* **The problem**: Could you copy out all of the records below exactly, leaving out every picture?

Stored items from a collection:
*** Begin section ***

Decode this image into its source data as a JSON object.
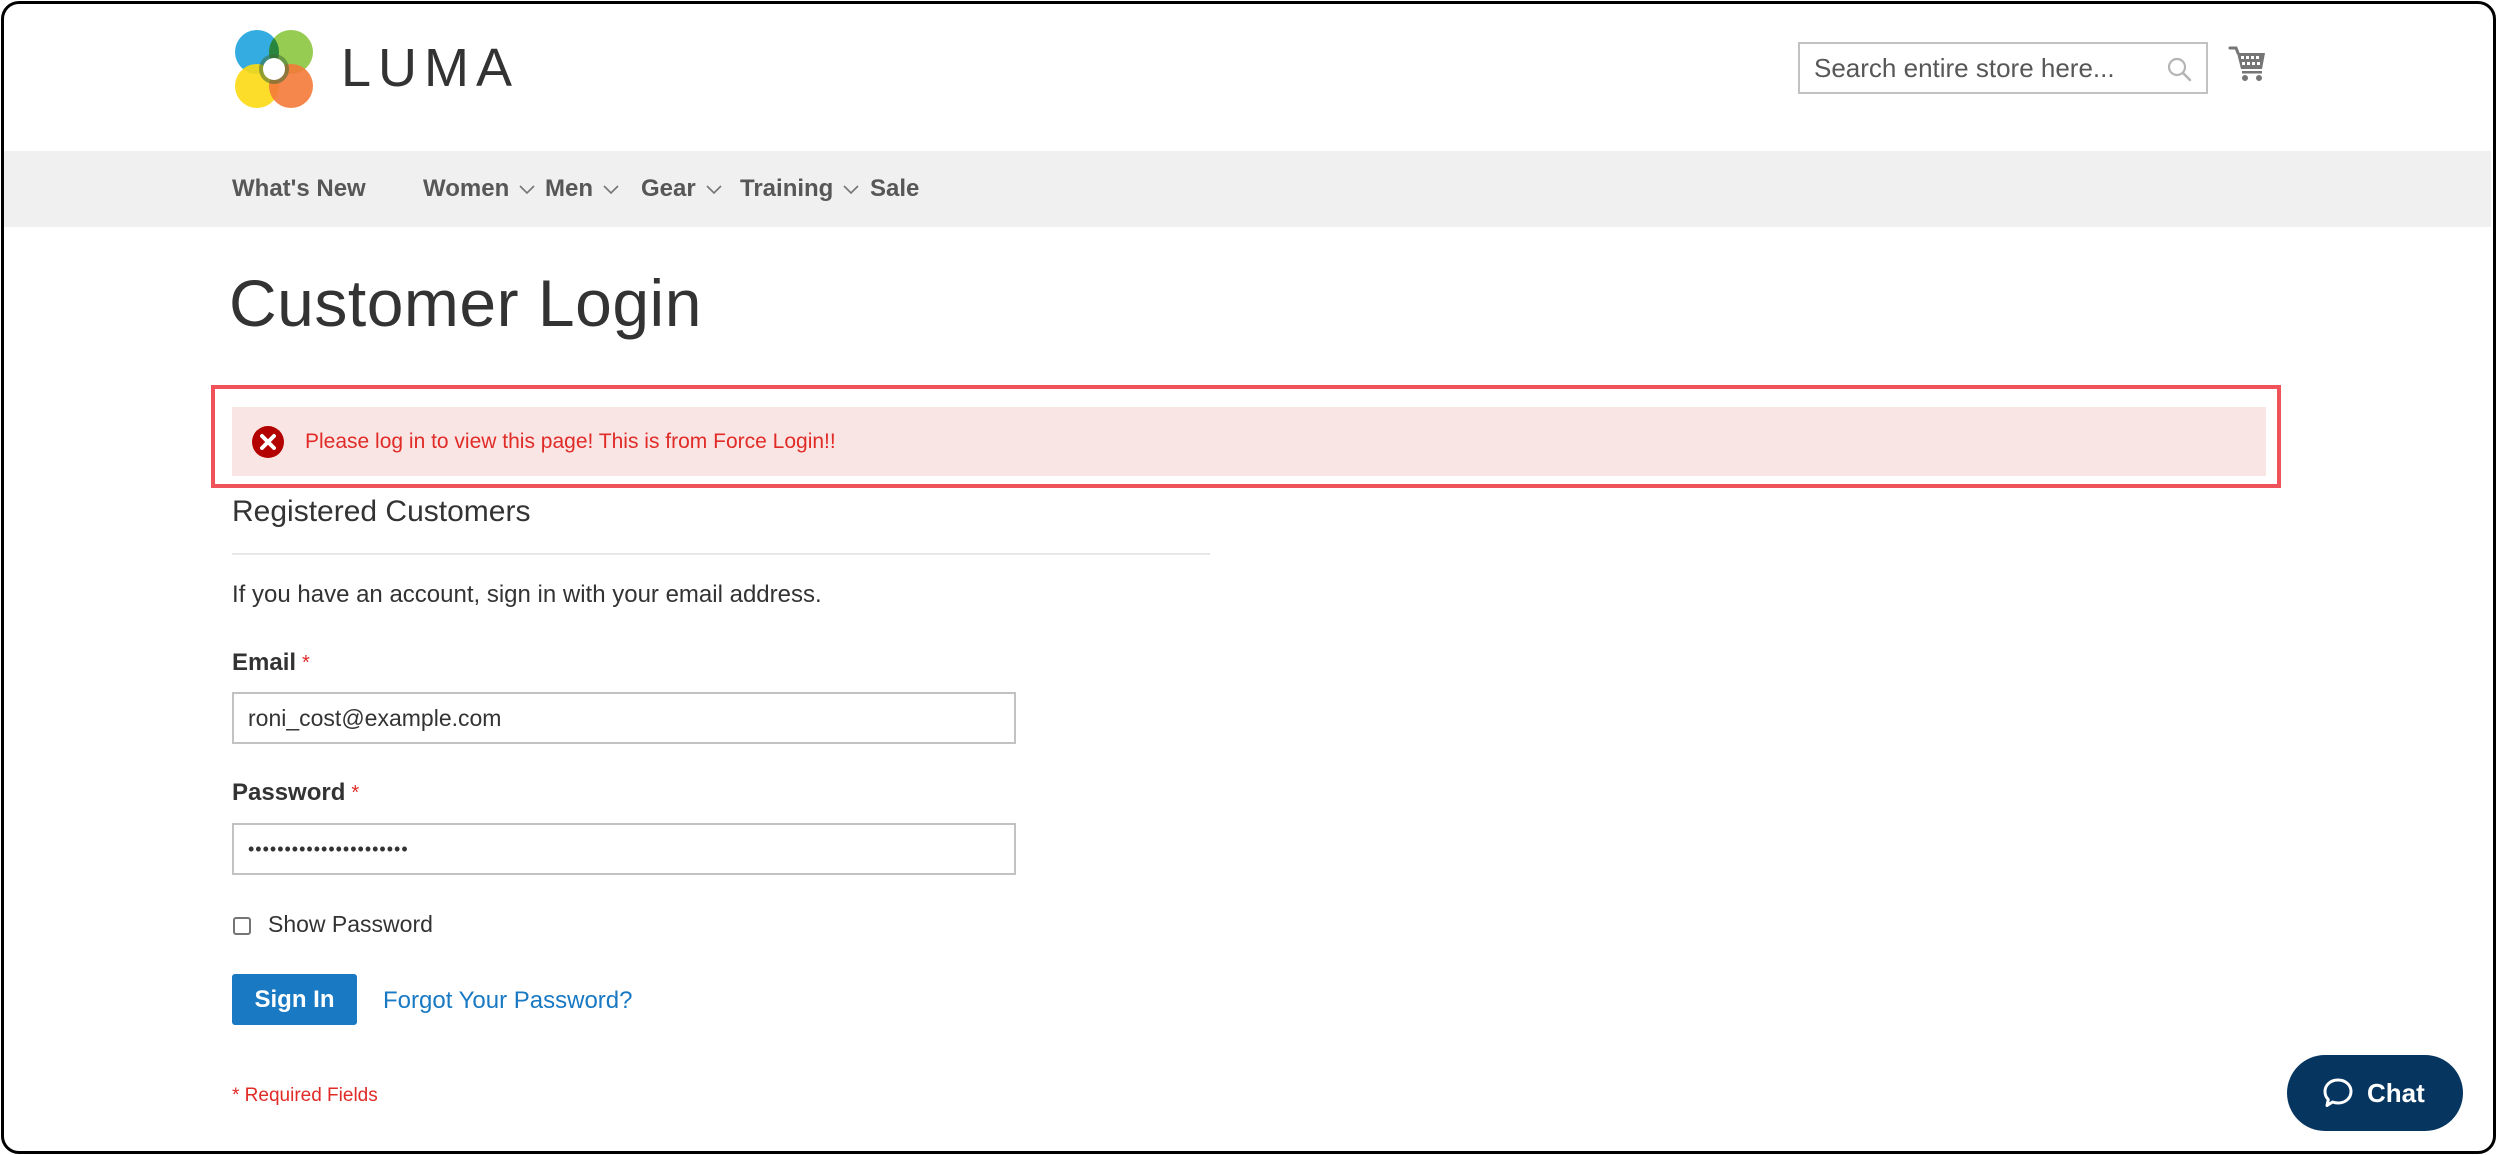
{
  "header": {
    "logo_text": "LUMA",
    "search": {
      "placeholder": "Search entire store here...",
      "value": ""
    },
    "cart_icon": "shopping-cart-icon"
  },
  "nav": {
    "items": [
      {
        "label": "What's New",
        "has_dropdown": false
      },
      {
        "label": "Women",
        "has_dropdown": true
      },
      {
        "label": "Men",
        "has_dropdown": true
      },
      {
        "label": "Gear",
        "has_dropdown": true
      },
      {
        "label": "Training",
        "has_dropdown": true
      },
      {
        "label": "Sale",
        "has_dropdown": false
      }
    ]
  },
  "page": {
    "title": "Customer Login"
  },
  "message": {
    "type": "error",
    "icon": "error-x-icon",
    "text": "Please log in to view this page! This is from Force Login!!"
  },
  "login": {
    "block_title": "Registered Customers",
    "intro": "If you have an account, sign in with your email address.",
    "email": {
      "label": "Email",
      "required_mark": "*",
      "value": "roni_cost@example.com"
    },
    "password": {
      "label": "Password",
      "required_mark": "*",
      "value": "••••••••••••••••••••••"
    },
    "show_password": {
      "label": "Show Password",
      "checked": false
    },
    "sign_in_label": "Sign In",
    "forgot_label": "Forgot Your Password?",
    "required_note": "* Required Fields"
  },
  "chat": {
    "label": "Chat",
    "icon": "chat-bubble-icon"
  },
  "colors": {
    "accent": "#1979c3",
    "error_text": "#e02b27",
    "error_bg": "#fae5e5",
    "highlight_border": "#f0525a",
    "nav_bg": "#f0f0f0",
    "chat_bg": "#063660"
  }
}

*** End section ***

* **Response box**:
Decode this image into its source data as a JSON object.
{
  "header": {
    "logo_text": "LUMA",
    "search": {
      "placeholder": "Search entire store here...",
      "value": ""
    },
    "cart_icon": "shopping-cart-icon"
  },
  "nav": {
    "items": [
      {
        "label": "What's New",
        "has_dropdown": false
      },
      {
        "label": "Women",
        "has_dropdown": true
      },
      {
        "label": "Men",
        "has_dropdown": true
      },
      {
        "label": "Gear",
        "has_dropdown": true
      },
      {
        "label": "Training",
        "has_dropdown": true
      },
      {
        "label": "Sale",
        "has_dropdown": false
      }
    ]
  },
  "page": {
    "title": "Customer Login"
  },
  "message": {
    "type": "error",
    "icon": "error-x-icon",
    "text": "Please log in to view this page! This is from Force Login!!"
  },
  "login": {
    "block_title": "Registered Customers",
    "intro": "If you have an account, sign in with your email address.",
    "email": {
      "label": "Email",
      "required_mark": "*",
      "value": "roni_cost@example.com"
    },
    "password": {
      "label": "Password",
      "required_mark": "*",
      "value": "••••••••••••••••••••••"
    },
    "show_password": {
      "label": "Show Password",
      "checked": false
    },
    "sign_in_label": "Sign In",
    "forgot_label": "Forgot Your Password?",
    "required_note": "* Required Fields"
  },
  "chat": {
    "label": "Chat",
    "icon": "chat-bubble-icon"
  },
  "colors": {
    "accent": "#1979c3",
    "error_text": "#e02b27",
    "error_bg": "#fae5e5",
    "highlight_border": "#f0525a",
    "nav_bg": "#f0f0f0",
    "chat_bg": "#063660"
  }
}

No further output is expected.